Our understanding was always that we would donate the money back to the orphanage. I have since learned that this is not an expectation on the part of the orphanage director. The money belongs to the children and can be used for their therapy or medical bills or whatever the parents decide. I do not believe that it is wise to present cash to the orphanage director. Our boys had many, MANY thousands of US dollars in their accounts. That is an incredible temptation in a land where salaries are low and corruption is prevalent.
My advice to future adopting parents is to find out ahead of time how much money is in the child's account. The director should have the child's bank book. Don't wait until the last minute or you will run out of time. If you wish to donate this back to the orphanage, ask the director what would be most helpful for the children and then plan a shopping trip to purchase the items yourself. Be certain that your facilitator understands your plans well in advance.
OK, is that enough weirdness for one day?
The issue of passport prices is a fuzzy one. We received the blue passports and waited almost a week for them to be available.

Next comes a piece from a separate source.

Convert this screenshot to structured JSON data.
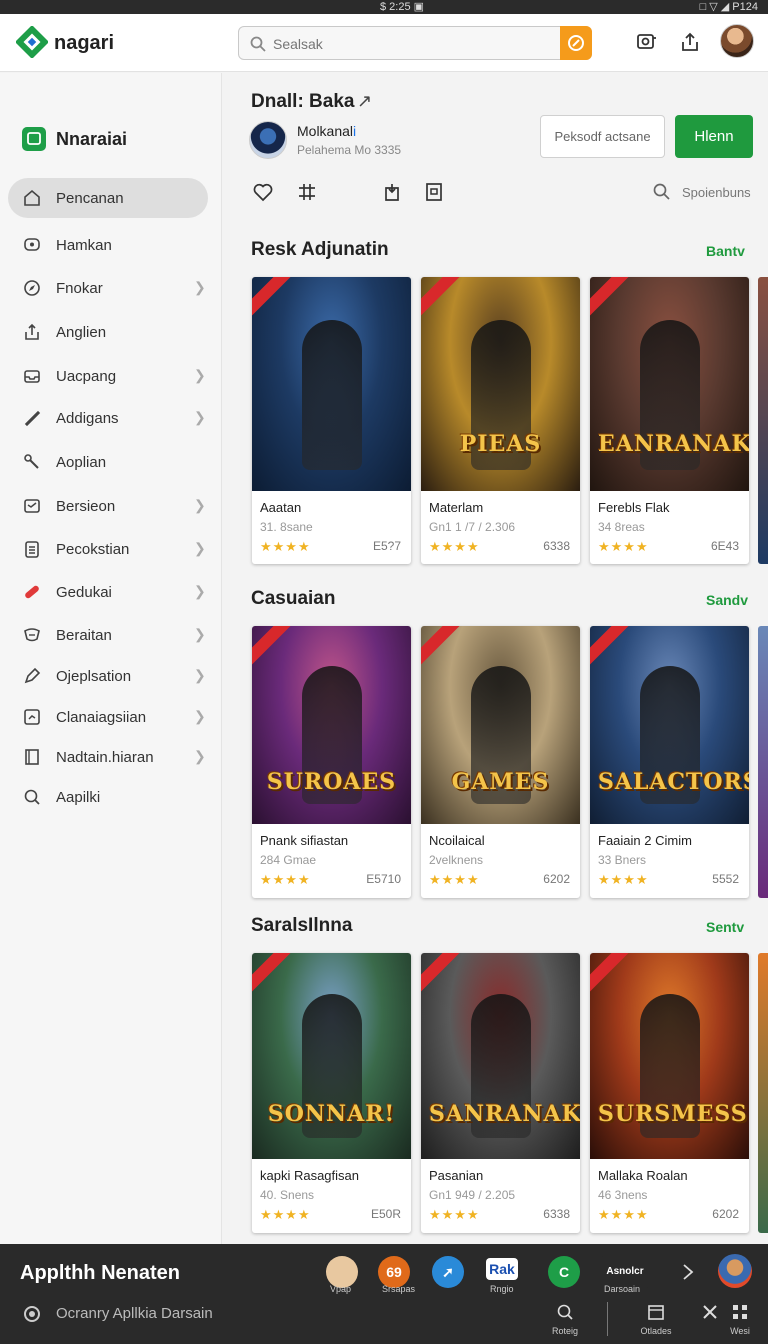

My understanding is that you can request expedited service for an extra fee. How that works is unclear to me. In regions where red (and ready on the same day!) passports can cost quite a bit more. Up to $1000 US.